Our latest blog comes from Acting Director Ben Kolendar with some thoughts on Utah’s role in U.S.-China trade relations. Read on and comment with your thoughts. As always, we’re here to help.

With months of on-and-off negotiations and tariff escalations, many of us are looking for a sign of hope for the U.S.-China relationship. We believe that Salt Lake City and Utah will lead the charge to restored economic integration – both now and in the future.

Why Salt Lake City? A large part of our growth is due in large part to a quality workforce, life, and business environment. The world is taking notice as businesses are choosing to relocate to lower cost markets (like Salt Lake City) in the U.S. instead of moving them abroad. Over 100 languages are spoken fluently in the Salt Lake Metropolitan area and Chinese is the 3rd most popular language spoken, after English and Spanish.

Utah has a reputation for welcoming the world. Whether it be through the 2002 Winter Olympics (and contender for 2030) or hosting the recent 68th United Nations Civil Society Conference – we’re a globally minded state and believe international diplomacy is key to economic growth. Of course, the Church of Jesus Christ of Latter Day Saints drives that welcoming ethos through their missionary programs and we’re also growing a reputation for being the  ‘Wallstreet of the West’ for our strong, growing finance and fintech industries.

As a City, we are committed to supporting our community of people with different cultural backgrounds from every corner of the globe. One way we do this is through the Salt Lake City Arts Council’s Living Traditions program and festival.china2

You may have heard that Utah ranks higher than average on educational attainment for our students. We also excel at learning foreign languages in dual immersion programs.  A recent article pointed out that Utah is home to 3.2 million people, which is less than 1% of the U.S. population, but its schoolchildren comprise 20% of those in Mandarin dual language immersion programs nationwide.

While we are concerned about the effects of the trade war, Salt Lake City has tools ready and available. Utah’s World Trade Center is an incredible resource to help increase exports and international awareness for Salt Lake City’s companies. Their grant programs, specifically the STEP Grant, is one tool to help offset costs.   Another tool is Salt Lake City’s Foreign Trade Zone. FTZ’s aren’t a loophole for avoiding tariffs on products destined for the U.S. market, but they can be a way for companies to avoid duties on goods shipped to the U.S. and subsequently exported.

We believe that Salt Lake City’s companies will continue to be resilient in China and any country. We continue to lead other U.S. cities in economic development and international trade plays a significant role in that success.

In January, our Business Development Team has an opportunity to sponsor the Utah Chinese Association 2020 Business Summit. Join us as Utah’s government and business leaders meet to discuss the U.S.-China relationship in Utah.  There will be forum discussions on diversity, inclusion, and cross culture business topics. Breakout sessions will cover tech, health, real estate, restaurant business, patents, financing, and the 2020 census.

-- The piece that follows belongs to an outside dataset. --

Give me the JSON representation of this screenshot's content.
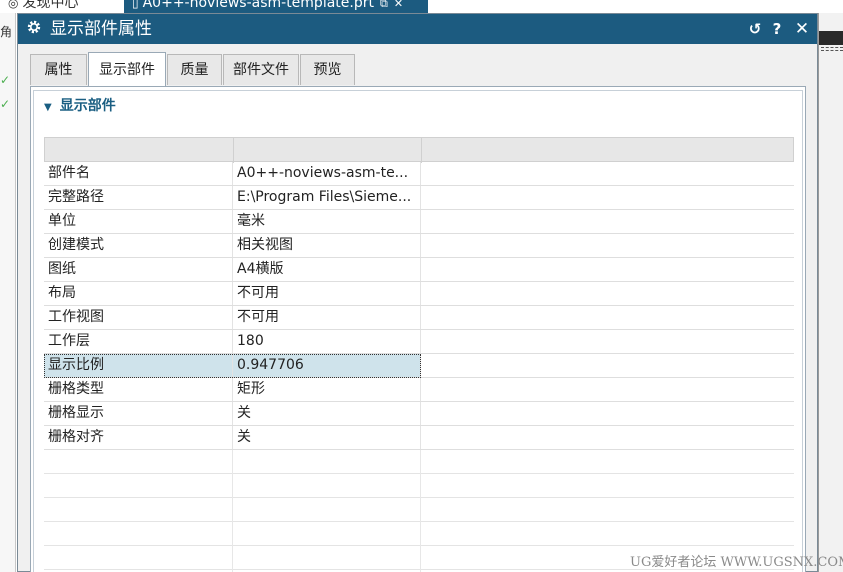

It will be held Saturday, January 18, 2020 at the Little America Hotel. We hope to see you there.


Our businesses are engaging with the world, and we’re preparing our workforce to do the same. Salt Lake City welcomes the world.